1. I got an email today about a post I wrote on Monday. I talked about making calendars. I gave a sample calendar page to play with. I asked for feedback.
Even as I was writing that post, I thought, “I’m assuming a lot of knowledge.”
And my friend wrote and said, “How do I do that?” What is second nature to me isn’t to him (and to 90% of you). In my rush to write a post, I didn’t think about actually helping people do what I was talking about.
2. I got another email today from another friend. He was asking a question in reply to an email I sent him.
As I looked at my original email, I thought, “This is the worst looking, most confusing email ever!” It led with an incredibly ambiguous question. It was followed with typos beyond belief.
Don’t believe me?
Was I offering a personal interview with Tim Keller? (No.) What was I asking, really?
In my rush to get out the email, I didn’t think about what a really busy person would need to know.
3. Nancy and I were talking about seminars and training sessions yesterday.
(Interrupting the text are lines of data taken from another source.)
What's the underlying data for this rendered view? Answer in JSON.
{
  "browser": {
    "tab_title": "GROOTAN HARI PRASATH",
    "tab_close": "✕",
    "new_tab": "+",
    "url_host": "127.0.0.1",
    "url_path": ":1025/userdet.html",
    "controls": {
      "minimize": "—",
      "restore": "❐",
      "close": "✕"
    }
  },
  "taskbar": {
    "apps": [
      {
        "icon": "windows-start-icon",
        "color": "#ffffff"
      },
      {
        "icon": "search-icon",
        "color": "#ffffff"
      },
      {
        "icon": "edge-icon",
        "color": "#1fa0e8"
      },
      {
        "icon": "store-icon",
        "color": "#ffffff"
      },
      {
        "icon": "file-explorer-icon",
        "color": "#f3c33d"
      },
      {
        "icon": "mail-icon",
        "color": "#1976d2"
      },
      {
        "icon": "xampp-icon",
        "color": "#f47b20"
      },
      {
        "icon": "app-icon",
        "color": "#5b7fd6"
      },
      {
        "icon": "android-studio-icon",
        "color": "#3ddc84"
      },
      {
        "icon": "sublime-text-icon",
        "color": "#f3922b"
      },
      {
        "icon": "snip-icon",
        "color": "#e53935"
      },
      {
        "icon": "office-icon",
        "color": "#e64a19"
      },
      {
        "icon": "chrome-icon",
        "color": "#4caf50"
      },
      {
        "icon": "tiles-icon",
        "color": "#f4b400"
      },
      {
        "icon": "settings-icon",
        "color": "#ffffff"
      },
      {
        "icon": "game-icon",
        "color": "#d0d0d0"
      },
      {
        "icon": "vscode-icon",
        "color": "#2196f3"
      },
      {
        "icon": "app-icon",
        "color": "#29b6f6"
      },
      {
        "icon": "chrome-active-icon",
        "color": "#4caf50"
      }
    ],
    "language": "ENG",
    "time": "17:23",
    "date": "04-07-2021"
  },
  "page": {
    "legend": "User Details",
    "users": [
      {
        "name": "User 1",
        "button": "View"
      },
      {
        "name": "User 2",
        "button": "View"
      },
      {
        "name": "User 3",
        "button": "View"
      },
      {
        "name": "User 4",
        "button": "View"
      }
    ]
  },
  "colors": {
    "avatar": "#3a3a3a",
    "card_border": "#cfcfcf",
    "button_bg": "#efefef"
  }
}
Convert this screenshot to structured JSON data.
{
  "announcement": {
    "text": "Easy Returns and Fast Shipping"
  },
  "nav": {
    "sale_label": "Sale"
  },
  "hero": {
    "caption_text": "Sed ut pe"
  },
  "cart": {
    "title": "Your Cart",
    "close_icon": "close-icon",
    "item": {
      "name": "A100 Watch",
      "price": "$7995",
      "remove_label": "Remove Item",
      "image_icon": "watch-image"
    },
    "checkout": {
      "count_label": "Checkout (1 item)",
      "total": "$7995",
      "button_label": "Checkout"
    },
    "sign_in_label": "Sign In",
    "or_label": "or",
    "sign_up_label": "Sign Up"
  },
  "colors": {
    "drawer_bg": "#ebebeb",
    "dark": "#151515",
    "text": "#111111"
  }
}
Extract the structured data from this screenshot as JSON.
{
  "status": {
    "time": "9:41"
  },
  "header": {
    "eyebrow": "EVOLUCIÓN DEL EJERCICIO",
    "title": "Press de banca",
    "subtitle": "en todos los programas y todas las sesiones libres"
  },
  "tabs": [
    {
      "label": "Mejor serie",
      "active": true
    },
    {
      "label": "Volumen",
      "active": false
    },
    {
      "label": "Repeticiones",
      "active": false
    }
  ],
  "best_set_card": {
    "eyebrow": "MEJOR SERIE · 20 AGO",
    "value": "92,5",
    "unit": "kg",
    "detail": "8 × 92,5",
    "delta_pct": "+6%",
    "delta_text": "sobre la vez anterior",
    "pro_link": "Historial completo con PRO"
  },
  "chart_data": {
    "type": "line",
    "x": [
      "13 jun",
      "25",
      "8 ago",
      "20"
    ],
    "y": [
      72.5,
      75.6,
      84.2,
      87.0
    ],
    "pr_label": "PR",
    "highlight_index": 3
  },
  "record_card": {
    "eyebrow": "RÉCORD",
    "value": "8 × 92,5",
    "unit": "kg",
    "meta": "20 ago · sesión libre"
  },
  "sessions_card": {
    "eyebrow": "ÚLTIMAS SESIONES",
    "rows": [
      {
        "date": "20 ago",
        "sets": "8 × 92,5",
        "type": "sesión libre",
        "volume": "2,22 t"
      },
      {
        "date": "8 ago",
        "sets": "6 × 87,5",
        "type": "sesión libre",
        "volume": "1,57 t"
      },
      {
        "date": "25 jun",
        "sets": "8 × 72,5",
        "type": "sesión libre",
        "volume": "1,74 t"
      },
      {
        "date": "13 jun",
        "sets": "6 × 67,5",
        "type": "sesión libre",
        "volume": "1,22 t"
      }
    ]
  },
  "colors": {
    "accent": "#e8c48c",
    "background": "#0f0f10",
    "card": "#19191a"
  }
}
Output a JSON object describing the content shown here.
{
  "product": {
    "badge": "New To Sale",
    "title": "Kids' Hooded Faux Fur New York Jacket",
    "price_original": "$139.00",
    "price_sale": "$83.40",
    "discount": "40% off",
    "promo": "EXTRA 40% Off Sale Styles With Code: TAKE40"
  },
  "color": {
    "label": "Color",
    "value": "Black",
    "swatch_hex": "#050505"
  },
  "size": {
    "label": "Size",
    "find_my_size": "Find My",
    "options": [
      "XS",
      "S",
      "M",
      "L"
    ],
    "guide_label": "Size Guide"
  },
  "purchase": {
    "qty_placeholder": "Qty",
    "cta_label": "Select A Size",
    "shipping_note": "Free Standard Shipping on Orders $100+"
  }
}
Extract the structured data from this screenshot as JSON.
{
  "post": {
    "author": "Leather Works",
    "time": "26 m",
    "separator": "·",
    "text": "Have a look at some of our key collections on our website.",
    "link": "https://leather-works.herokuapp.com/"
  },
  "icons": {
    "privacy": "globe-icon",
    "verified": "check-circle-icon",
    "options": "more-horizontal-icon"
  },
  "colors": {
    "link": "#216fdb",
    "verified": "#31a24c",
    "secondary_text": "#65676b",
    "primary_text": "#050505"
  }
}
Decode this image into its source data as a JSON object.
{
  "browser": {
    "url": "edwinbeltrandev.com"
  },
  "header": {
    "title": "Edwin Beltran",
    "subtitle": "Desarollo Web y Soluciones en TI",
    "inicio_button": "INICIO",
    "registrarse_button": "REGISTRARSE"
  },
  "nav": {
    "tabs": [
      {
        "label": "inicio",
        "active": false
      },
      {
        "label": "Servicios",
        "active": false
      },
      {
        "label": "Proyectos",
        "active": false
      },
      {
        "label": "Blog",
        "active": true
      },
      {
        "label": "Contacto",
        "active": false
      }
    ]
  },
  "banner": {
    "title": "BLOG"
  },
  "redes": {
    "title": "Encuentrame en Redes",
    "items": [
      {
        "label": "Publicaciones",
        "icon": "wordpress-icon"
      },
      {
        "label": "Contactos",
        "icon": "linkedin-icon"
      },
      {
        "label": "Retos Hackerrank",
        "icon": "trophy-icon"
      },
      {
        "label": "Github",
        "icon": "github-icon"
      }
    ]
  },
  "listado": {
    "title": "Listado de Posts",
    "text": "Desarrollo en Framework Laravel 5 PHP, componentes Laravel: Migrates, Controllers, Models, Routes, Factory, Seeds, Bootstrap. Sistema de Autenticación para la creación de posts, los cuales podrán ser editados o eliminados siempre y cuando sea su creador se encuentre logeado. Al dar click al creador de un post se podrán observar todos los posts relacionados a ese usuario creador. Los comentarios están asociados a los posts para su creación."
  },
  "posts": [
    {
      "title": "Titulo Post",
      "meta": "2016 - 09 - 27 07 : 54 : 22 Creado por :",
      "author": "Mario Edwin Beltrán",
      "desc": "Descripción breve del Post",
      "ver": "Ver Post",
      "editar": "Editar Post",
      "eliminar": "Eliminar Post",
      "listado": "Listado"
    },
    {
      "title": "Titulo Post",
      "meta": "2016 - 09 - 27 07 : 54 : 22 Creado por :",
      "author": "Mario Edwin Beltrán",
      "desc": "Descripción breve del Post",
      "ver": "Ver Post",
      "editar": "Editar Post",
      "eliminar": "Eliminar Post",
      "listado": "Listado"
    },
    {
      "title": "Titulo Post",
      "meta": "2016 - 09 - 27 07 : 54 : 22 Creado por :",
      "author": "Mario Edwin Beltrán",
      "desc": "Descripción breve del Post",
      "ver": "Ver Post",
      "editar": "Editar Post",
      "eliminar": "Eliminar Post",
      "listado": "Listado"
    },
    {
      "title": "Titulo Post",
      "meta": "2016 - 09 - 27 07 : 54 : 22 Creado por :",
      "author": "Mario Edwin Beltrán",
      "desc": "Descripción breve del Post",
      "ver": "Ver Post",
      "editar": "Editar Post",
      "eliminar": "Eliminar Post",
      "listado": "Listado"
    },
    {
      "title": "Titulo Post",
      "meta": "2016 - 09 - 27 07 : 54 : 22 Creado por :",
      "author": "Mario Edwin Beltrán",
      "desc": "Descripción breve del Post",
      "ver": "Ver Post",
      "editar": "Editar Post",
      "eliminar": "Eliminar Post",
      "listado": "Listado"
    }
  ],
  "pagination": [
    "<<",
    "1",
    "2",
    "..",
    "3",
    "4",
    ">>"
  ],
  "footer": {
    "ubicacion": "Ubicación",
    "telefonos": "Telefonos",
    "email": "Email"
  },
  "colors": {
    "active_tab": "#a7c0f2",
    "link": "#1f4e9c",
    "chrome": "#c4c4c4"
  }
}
She said, “do we ever change what we are doing because of them?” I think about all the seminars, all the traning, all the books, all the classes that I have taken, read, written or taught. And I’m not sure how to answer her question. Most of the time, we don’t change what we are doing because there isn’t any followup or follow through or accountability or encouragement. We don’t change because it’s too hard to work on the implementation and it is easier to take another seminar.
As I look at these three conversations, I realize again that it is not enough, as I have said before, to take the approach: when I have finished speaking I will have spoken (when I have finished asking I will have asked. When I have finished a post I will have posted.) That is a performance approach to communication rather than a helping people learn approach.
If it matters that you can make a calendar or listen to Tim Keller or have the tools to change how you think, then it matters that I do everything I can to help. And there is way more that I can do.
Even if it is as simple as proofreading my emails.